‘I am clear that I am called to go!’
William Carey had already stirred up a new interest in world mission. He had already prompted the formation of a ‘Missionary Society’ which had begun to raise funds for world mission.
Now came the real test: who should go?
For Carey it was clear. He knew he had been called by God to go (George, Faithful Witness,IVP p.76). What may seem strange to us is that his wife and family would not be going with him.
William: Yes. Dorothy: No!
He had a clear call to India – an ‘appointment’, he called it. But Dorothy was not keen to go, and only consented that their eldest son should go with him until he was able to establish a home there. Then, possibly, the rest of the family would follow.
So the original party was to be William, his eight year old son, Felix, and another minister, John Thomas. But all that was to change, as we shall see.
In a final service in London, Carey shared his dream of translating the Bible in to the local Indian languages. A printer, William Ward, was in the congregation and spoke with Carey afterwards. ‘You must come over and print it for us!’ said Carey. Seven years later he did just that.
Colonialists and Missionaries were not serving the same purpose
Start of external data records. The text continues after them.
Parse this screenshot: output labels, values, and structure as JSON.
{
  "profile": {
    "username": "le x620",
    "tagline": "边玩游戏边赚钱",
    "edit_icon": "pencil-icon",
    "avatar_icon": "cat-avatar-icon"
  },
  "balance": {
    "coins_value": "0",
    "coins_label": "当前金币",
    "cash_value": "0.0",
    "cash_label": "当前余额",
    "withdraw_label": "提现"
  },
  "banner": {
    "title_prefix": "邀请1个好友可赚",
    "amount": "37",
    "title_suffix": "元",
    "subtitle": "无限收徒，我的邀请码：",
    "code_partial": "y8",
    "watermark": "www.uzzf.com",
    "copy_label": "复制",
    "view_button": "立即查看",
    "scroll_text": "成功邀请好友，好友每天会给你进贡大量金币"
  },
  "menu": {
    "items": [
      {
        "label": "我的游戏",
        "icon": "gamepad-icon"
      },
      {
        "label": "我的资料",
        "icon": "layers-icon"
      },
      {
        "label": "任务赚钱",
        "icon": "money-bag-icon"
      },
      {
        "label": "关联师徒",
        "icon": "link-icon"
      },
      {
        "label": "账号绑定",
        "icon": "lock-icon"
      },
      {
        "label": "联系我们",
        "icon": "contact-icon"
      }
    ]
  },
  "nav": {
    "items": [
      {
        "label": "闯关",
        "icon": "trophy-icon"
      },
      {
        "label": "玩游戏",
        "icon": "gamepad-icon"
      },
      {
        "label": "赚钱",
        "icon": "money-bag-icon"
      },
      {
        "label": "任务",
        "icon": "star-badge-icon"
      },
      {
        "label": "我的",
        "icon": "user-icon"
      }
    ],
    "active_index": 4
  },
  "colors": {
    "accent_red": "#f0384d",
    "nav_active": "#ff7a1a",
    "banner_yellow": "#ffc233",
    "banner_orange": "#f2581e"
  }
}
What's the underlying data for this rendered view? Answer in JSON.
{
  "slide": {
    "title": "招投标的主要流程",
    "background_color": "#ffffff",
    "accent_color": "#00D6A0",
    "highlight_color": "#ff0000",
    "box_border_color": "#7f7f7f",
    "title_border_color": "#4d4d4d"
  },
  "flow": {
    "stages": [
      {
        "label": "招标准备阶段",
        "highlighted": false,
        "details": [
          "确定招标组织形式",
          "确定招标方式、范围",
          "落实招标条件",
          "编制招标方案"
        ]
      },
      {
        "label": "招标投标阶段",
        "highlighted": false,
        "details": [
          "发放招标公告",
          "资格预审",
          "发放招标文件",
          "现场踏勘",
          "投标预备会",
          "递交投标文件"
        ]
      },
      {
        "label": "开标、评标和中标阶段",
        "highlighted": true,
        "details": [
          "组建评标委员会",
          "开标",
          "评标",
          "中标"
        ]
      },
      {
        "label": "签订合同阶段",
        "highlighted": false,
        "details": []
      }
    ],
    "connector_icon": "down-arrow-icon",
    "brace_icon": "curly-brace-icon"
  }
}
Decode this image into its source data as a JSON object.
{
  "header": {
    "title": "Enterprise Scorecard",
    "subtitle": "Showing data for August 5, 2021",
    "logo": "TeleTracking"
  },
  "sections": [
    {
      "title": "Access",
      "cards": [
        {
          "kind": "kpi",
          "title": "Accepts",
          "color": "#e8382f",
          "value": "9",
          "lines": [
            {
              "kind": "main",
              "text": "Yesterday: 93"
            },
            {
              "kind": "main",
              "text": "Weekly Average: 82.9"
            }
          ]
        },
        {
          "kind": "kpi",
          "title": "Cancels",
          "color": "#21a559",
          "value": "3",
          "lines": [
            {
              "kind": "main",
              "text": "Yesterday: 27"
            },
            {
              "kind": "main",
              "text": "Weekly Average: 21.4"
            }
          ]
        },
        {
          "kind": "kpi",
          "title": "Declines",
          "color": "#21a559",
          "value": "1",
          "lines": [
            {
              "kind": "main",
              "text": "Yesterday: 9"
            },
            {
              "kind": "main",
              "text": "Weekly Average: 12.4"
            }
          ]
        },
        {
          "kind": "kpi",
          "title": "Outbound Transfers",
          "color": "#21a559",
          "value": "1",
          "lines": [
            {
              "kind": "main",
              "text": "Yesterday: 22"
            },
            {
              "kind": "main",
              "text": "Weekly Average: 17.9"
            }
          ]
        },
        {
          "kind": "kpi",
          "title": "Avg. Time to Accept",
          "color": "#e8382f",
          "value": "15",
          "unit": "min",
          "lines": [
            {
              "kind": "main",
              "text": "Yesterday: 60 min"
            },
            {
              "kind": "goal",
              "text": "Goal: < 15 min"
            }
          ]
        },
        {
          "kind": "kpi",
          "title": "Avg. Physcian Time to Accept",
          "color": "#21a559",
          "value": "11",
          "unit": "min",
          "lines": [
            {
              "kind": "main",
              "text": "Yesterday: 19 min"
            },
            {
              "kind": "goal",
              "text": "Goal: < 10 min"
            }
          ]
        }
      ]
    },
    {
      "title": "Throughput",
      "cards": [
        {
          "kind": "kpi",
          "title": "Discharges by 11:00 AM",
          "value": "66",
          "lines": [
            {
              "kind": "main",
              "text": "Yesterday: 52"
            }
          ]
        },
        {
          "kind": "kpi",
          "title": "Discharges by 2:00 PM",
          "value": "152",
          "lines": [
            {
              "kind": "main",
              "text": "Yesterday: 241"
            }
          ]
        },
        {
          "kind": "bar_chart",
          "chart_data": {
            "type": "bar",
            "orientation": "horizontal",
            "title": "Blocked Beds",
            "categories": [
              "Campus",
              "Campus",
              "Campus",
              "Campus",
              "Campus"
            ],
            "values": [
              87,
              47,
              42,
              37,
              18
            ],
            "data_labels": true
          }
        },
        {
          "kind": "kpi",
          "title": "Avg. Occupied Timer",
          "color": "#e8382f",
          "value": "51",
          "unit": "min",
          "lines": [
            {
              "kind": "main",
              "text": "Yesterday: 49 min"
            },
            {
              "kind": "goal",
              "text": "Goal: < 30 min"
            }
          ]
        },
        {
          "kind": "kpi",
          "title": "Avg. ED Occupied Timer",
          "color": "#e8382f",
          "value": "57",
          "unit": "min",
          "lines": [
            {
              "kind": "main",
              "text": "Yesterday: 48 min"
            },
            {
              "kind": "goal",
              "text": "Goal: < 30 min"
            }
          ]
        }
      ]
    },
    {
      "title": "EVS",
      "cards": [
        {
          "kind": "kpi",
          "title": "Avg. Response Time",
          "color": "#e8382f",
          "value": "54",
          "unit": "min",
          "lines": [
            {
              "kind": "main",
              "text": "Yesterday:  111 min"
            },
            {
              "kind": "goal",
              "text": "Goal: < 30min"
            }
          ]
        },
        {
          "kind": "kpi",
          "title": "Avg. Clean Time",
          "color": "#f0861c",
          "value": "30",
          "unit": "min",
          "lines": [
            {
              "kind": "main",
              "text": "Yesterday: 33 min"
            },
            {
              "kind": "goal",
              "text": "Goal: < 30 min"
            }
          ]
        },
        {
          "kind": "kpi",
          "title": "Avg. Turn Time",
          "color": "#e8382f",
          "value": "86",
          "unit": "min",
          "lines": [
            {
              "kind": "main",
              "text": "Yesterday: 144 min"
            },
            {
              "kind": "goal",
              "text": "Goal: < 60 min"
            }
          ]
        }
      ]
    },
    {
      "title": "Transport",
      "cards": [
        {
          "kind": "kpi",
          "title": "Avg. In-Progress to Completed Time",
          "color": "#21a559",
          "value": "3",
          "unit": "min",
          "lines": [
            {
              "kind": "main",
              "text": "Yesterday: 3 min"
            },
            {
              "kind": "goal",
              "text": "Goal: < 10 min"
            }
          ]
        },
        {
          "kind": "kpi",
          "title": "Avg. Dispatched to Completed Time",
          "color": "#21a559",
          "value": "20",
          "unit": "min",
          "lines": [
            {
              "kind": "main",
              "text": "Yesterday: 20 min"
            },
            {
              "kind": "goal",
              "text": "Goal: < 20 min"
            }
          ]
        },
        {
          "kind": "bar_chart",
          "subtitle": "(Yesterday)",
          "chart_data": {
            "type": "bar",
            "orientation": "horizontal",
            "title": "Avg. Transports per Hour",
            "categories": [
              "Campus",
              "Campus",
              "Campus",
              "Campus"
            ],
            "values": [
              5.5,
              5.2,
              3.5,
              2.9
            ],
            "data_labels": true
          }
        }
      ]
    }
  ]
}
Carey had no official documentation or permission to preach in the British territories in India. In fact, the Empire kept missionaries out. The gospel inevitably leads to emancipation and while you could go as a chaplain to expats it was not at all easy to go as a church planter amongst locals. Empire and missionary work did not always go hand in hand – as we are often led to believe.
Newton on Carey: ‘He is an Apostle!‘
Carey went to the converted slaver and, now, Anglican Minister John Newton for advice.
‘What is the company [The British ‘East India Company’] should send us home on our arrival in Bengal?’ asked Carey. ‘Then conclude’, replied Newton, ‘that your Lord has nothing there for you to accomplish. But if He have, then no power on earth can hinder you.’ Not brilliant advice, and Carey sought to appeal to the Company before going. (George:82)
Newton was later to describe William Carey in glowing terms: ‘Such a man as Carey is more to me than bishop or archbishop: he is an apostle.’ (ibid)
Visas aren’t just a modern necessity
Carey urged Newton to try and get special permission from the East India Company for Carey’s work but he failed. William Wilberforce, who was working hard in the background to have the company’s policy towards evangelism changed, had not succeeded yet in adding the possibility of ‘religious improvement’ to the responsibilities of the company, thus clearing a way for church planters to go officially. It seemed they were unlikely to get on board any ship bound for India without the proper licence.
To read the next post, ‘Colonialism and Christian Mission’, click here
To read the first part of the William Carey Story click here
© 2011 Church History Blog / Lex Loizides